Material provided START

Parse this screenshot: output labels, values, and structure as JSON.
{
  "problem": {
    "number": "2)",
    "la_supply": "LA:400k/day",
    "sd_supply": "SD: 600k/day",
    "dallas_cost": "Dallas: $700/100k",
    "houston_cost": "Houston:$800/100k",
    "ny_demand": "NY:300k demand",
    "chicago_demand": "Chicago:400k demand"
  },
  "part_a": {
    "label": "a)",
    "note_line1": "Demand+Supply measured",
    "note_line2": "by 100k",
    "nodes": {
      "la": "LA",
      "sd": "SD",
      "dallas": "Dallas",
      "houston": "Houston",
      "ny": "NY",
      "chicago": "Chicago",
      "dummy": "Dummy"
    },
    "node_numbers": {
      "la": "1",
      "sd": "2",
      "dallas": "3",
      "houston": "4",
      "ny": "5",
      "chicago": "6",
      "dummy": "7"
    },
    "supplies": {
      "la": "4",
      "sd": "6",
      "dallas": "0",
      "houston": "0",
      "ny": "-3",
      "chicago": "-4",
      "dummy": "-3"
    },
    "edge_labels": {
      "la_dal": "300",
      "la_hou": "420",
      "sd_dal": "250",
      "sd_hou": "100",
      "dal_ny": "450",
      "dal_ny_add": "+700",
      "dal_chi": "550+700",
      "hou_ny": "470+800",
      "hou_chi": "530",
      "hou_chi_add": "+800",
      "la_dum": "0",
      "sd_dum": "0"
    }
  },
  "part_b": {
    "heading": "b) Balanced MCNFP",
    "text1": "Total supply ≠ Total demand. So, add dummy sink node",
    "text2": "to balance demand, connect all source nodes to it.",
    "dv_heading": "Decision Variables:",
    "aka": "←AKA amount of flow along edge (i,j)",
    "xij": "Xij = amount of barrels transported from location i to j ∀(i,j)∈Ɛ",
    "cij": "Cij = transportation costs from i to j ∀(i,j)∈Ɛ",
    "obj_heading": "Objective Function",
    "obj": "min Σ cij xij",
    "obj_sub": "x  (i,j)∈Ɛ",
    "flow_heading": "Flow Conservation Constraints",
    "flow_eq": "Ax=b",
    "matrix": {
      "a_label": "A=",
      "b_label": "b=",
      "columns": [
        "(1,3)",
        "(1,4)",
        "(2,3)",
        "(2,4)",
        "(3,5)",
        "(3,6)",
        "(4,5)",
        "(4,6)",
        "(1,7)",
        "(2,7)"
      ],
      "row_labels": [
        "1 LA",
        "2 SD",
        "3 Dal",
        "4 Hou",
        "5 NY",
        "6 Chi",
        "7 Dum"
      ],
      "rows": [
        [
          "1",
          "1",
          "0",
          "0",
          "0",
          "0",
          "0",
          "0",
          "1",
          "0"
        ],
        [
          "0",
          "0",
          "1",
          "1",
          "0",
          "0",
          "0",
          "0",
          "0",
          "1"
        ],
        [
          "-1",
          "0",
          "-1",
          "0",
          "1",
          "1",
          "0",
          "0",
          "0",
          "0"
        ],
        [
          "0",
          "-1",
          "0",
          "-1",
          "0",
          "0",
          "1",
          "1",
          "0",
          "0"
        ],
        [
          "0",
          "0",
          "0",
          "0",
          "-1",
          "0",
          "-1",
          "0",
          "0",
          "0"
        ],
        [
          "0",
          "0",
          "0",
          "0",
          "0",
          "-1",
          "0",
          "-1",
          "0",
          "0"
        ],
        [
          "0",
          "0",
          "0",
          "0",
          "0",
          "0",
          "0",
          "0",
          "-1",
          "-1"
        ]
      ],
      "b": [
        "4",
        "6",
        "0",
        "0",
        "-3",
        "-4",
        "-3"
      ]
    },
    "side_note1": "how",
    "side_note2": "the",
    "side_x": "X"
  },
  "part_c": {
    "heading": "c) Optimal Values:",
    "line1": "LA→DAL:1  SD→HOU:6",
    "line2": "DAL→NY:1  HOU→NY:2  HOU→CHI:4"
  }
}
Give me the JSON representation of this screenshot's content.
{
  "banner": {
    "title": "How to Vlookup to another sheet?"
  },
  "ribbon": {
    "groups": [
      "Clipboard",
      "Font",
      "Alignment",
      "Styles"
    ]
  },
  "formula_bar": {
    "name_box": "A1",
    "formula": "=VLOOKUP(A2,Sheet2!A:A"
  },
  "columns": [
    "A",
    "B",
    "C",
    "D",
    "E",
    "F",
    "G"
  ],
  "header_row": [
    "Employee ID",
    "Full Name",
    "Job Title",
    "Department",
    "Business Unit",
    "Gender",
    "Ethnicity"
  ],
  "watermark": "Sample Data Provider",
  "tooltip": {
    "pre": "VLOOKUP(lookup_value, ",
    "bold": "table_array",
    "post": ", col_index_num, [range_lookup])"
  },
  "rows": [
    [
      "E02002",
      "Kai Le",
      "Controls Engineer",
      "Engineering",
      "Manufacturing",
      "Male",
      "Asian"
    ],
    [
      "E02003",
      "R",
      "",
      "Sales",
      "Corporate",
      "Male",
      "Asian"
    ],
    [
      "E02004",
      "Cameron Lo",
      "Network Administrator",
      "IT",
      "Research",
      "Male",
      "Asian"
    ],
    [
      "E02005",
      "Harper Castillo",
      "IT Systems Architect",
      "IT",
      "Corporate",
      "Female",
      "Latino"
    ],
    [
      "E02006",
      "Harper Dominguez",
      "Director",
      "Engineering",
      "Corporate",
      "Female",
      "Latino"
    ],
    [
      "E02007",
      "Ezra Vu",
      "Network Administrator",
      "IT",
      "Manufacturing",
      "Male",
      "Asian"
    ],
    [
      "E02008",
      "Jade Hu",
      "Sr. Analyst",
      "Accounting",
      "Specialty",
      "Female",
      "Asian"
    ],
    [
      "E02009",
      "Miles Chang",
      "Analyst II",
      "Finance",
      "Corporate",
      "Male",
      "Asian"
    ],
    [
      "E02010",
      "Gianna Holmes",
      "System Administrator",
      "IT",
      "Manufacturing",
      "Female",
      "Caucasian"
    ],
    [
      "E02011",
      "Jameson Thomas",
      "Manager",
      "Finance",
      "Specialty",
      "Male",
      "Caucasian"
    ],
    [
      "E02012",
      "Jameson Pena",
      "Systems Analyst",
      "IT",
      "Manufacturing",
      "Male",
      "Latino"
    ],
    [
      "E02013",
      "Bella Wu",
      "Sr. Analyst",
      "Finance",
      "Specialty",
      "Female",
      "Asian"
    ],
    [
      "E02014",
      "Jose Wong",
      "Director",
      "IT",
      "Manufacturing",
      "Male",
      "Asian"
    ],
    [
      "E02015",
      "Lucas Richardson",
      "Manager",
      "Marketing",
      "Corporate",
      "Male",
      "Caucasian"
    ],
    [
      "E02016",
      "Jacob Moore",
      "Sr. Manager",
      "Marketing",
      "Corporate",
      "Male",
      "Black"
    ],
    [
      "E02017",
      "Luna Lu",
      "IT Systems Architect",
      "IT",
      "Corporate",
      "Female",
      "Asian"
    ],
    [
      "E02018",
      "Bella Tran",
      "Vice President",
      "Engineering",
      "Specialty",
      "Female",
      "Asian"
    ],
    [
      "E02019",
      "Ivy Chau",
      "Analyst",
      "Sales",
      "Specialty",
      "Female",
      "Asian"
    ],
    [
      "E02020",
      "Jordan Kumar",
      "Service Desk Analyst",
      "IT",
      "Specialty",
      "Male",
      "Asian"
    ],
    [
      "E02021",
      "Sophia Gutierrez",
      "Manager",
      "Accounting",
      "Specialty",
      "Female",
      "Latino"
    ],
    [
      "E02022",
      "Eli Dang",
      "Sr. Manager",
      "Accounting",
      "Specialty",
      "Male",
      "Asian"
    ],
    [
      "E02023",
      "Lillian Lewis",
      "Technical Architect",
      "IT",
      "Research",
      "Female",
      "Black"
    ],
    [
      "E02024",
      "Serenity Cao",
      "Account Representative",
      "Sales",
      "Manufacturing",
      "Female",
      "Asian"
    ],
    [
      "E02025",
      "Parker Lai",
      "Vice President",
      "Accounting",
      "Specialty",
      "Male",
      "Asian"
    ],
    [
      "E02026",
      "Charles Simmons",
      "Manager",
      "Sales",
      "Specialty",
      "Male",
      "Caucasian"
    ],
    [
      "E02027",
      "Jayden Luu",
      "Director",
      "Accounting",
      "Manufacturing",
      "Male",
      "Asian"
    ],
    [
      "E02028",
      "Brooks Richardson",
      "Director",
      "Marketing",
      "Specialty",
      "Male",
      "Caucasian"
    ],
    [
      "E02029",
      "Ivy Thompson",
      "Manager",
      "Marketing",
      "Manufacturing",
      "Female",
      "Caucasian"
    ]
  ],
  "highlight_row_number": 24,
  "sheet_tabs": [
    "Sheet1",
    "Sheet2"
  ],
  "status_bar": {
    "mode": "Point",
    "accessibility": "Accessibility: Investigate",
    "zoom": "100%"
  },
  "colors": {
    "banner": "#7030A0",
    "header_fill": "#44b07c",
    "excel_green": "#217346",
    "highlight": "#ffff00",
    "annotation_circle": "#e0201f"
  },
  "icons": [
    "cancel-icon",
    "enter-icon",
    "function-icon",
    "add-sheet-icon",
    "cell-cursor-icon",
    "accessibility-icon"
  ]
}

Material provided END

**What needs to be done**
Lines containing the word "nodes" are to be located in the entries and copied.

**Response to this task**
    "nodes": {
    "text2": "to balance demand, connect all source nodes to it.",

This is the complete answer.